[Data about app and page elements]
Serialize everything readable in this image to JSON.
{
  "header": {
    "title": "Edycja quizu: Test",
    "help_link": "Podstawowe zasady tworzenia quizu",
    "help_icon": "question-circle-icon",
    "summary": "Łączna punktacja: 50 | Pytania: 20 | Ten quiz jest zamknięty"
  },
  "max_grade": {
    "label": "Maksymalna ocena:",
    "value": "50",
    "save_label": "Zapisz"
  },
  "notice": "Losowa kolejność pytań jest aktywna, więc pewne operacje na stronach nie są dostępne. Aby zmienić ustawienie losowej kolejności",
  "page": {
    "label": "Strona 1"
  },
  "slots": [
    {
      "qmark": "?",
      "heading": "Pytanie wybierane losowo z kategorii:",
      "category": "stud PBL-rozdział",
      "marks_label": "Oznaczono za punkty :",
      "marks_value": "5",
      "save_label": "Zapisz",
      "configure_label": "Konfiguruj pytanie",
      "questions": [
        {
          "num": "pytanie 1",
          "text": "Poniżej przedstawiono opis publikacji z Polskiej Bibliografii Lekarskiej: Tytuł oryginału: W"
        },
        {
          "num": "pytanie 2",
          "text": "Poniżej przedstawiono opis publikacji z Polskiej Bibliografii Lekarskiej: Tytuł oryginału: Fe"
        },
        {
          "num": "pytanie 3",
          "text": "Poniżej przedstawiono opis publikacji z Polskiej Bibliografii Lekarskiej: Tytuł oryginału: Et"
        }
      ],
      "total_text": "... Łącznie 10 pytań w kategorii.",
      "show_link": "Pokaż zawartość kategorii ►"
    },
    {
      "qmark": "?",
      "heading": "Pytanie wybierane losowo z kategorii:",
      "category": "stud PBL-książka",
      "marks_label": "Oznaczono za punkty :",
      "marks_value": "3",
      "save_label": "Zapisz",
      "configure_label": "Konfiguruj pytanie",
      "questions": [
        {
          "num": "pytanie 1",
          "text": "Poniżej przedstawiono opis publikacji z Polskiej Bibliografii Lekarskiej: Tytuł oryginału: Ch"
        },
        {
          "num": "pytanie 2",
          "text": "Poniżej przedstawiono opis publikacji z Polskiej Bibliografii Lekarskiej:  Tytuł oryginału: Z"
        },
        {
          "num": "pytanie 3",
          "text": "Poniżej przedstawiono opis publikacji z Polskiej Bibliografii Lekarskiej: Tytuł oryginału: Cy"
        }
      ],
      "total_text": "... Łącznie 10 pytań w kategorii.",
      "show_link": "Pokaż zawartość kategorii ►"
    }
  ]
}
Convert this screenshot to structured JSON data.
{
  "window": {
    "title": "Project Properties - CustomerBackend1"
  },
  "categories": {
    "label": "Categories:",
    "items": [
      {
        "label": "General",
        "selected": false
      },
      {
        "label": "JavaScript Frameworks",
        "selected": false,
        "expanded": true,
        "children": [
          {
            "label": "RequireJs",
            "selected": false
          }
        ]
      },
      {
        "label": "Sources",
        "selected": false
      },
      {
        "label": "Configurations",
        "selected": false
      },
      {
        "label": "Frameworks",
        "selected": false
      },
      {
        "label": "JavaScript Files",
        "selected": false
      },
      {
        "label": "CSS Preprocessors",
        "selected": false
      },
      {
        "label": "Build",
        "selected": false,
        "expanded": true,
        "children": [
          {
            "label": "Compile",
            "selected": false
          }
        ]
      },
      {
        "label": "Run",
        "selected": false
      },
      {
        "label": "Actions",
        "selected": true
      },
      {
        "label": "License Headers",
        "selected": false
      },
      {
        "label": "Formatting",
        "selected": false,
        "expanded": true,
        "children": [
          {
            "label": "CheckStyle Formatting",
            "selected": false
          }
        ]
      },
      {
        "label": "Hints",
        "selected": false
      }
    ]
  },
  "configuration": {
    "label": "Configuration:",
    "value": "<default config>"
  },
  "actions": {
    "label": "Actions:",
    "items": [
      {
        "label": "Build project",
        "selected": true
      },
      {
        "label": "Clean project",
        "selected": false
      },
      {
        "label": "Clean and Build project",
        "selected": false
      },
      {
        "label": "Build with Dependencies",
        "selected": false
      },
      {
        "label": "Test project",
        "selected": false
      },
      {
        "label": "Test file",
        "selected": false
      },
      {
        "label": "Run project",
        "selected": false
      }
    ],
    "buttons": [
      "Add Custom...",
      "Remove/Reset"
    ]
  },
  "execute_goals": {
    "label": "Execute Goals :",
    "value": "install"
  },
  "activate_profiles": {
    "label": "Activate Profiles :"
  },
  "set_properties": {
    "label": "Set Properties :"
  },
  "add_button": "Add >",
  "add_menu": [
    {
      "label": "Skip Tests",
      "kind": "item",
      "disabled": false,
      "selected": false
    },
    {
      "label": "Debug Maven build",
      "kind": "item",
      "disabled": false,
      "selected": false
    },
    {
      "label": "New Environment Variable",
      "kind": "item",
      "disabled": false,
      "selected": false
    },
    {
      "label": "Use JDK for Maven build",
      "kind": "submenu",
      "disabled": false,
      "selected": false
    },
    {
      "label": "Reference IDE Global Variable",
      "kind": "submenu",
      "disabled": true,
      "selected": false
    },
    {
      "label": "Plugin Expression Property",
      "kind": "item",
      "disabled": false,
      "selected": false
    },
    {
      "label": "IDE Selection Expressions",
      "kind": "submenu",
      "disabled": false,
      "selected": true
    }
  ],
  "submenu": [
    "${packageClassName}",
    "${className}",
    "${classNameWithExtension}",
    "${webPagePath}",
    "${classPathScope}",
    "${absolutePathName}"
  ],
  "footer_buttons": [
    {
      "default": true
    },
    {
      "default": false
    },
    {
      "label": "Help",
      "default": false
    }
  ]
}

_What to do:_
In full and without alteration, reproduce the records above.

_Solution for this problem:_
Serialize everything readable in this image to JSON.
{
  "header": {
    "title": "Edycja quizu: Test",
    "help_link": "Podstawowe zasady tworzenia quizu",
    "help_icon": "question-circle-icon",
    "summary": "Łączna punktacja: 50 | Pytania: 20 | Ten quiz jest zamknięty"
  },
  "max_grade": {
    "label": "Maksymalna ocena:",
    "value": "50",
    "save_label": "Zapisz"
  },
  "notice": "Losowa kolejność pytań jest aktywna, więc pewne operacje na stronach nie są dostępne. Aby zmienić ustawienie losowej kolejności",
  "page": {
    "label": "Strona 1"
  },
  "slots": [
    {
      "qmark": "?",
      "heading": "Pytanie wybierane losowo z kategorii:",
      "category": "stud PBL-rozdział",
      "marks_label": "Oznaczono za punkty :",
      "marks_value": "5",
      "save_label": "Zapisz",
      "configure_label": "Konfiguruj pytanie",
      "questions": [
        {
          "num": "pytanie 1",
          "text": "Poniżej przedstawiono opis publikacji z Polskiej Bibliografii Lekarskiej: Tytuł oryginału: W"
        },
        {
          "num": "pytanie 2",
          "text": "Poniżej przedstawiono opis publikacji z Polskiej Bibliografii Lekarskiej: Tytuł oryginału: Fe"
        },
        {
          "num": "pytanie 3",
          "text": "Poniżej przedstawiono opis publikacji z Polskiej Bibliografii Lekarskiej: Tytuł oryginału: Et"
        }
      ],
      "total_text": "... Łącznie 10 pytań w kategorii.",
      "show_link": "Pokaż zawartość kategorii ►"
    },
    {
      "qmark": "?",
      "heading": "Pytanie wybierane losowo z kategorii:",
      "category": "stud PBL-książka",
      "marks_label": "Oznaczono za punkty :",
      "marks_value": "3",
      "save_label": "Zapisz",
      "configure_label": "Konfiguruj pytanie",
      "questions": [
        {
          "num": "pytanie 1",
          "text": "Poniżej przedstawiono opis publikacji z Polskiej Bibliografii Lekarskiej: Tytuł oryginału: Ch"
        },
        {
          "num": "pytanie 2",
          "text": "Poniżej przedstawiono opis publikacji z Polskiej Bibliografii Lekarskiej:  Tytuł oryginału: Z"
        },
        {
          "num": "pytanie 3",
          "text": "Poniżej przedstawiono opis publikacji z Polskiej Bibliografii Lekarskiej: Tytuł oryginału: Cy"
        }
      ],
      "total_text": "... Łącznie 10 pytań w kategorii.",
      "show_link": "Pokaż zawartość kategorii ►"
    }
  ]
}
Convert this screenshot to structured JSON data.
{
  "window": {
    "title": "Project Properties - CustomerBackend1"
  },
  "categories": {
    "label": "Categories:",
    "items": [
      {
        "label": "General",
        "selected": false
      },
      {
        "label": "JavaScript Frameworks",
        "selected": false,
        "expanded": true,
        "children": [
          {
            "label": "RequireJs",
            "selected": false
          }
        ]
      },
      {
        "label": "Sources",
        "selected": false
      },
      {
        "label": "Configurations",
        "selected": false
      },
      {
        "label": "Frameworks",
        "selected": false
      },
      {
        "label": "JavaScript Files",
        "selected": false
      },
      {
        "label": "CSS Preprocessors",
        "selected": false
      },
      {
        "label": "Build",
        "selected": false,
        "expanded": true,
        "children": [
          {
            "label": "Compile",
            "selected": false
          }
        ]
      },
      {
        "label": "Run",
        "selected": false
      },
      {
        "label": "Actions",
        "selected": true
      },
      {
        "label": "License Headers",
        "selected": false
      },
      {
        "label": "Formatting",
        "selected": false,
        "expanded": true,
        "children": [
          {
            "label": "CheckStyle Formatting",
            "selected": false
          }
        ]
      },
      {
        "label": "Hints",
        "selected": false
      }
    ]
  },
  "configuration": {
    "label": "Configuration:",
    "value": "<default config>"
  },
  "actions": {
    "label": "Actions:",
    "items": [
      {
        "label": "Build project",
        "selected": true
      },
      {
        "label": "Clean project",
        "selected": false
      },
      {
        "label": "Clean and Build project",
        "selected": false
      },
      {
        "label": "Build with Dependencies",
        "selected": false
      },
      {
        "label": "Test project",
        "selected": false
      },
      {
        "label": "Test file",
        "selected": false
      },
      {
        "label": "Run project",
        "selected": false
      }
    ],
    "buttons": [
      "Add Custom...",
      "Remove/Reset"
    ]
  },
  "execute_goals": {
    "label": "Execute Goals :",
    "value": "install"
  },
  "activate_profiles": {
    "label": "Activate Profiles :"
  },
  "set_properties": {
    "label": "Set Properties :"
  },
  "add_button": "Add >",
  "add_menu": [
    {
      "label": "Skip Tests",
      "kind": "item",
      "disabled": false,
      "selected": false
    },
    {
      "label": "Debug Maven build",
      "kind": "item",
      "disabled": false,
      "selected": false
    },
    {
      "label": "New Environment Variable",
      "kind": "item",
      "disabled": false,
      "selected": false
    },
    {
      "label": "Use JDK for Maven build",
      "kind": "submenu",
      "disabled": false,
      "selected": false
    },
    {
      "label": "Reference IDE Global Variable",
      "kind": "submenu",
      "disabled": true,
      "selected": false
    },
    {
      "label": "Plugin Expression Property",
      "kind": "item",
      "disabled": false,
      "selected": false
    },
    {
      "label": "IDE Selection Expressions",
      "kind": "submenu",
      "disabled": false,
      "selected": true
    }
  ],
  "submenu": [
    "${packageClassName}",
    "${className}",
    "${classNameWithExtension}",
    "${webPagePath}",
    "${classPathScope}",
    "${absolutePathName}"
  ],
  "footer_buttons": [
    {
      "default": true
    },
    {
      "default": false
    },
    {
      "label": "Help",
      "default": false
    }
  ]
}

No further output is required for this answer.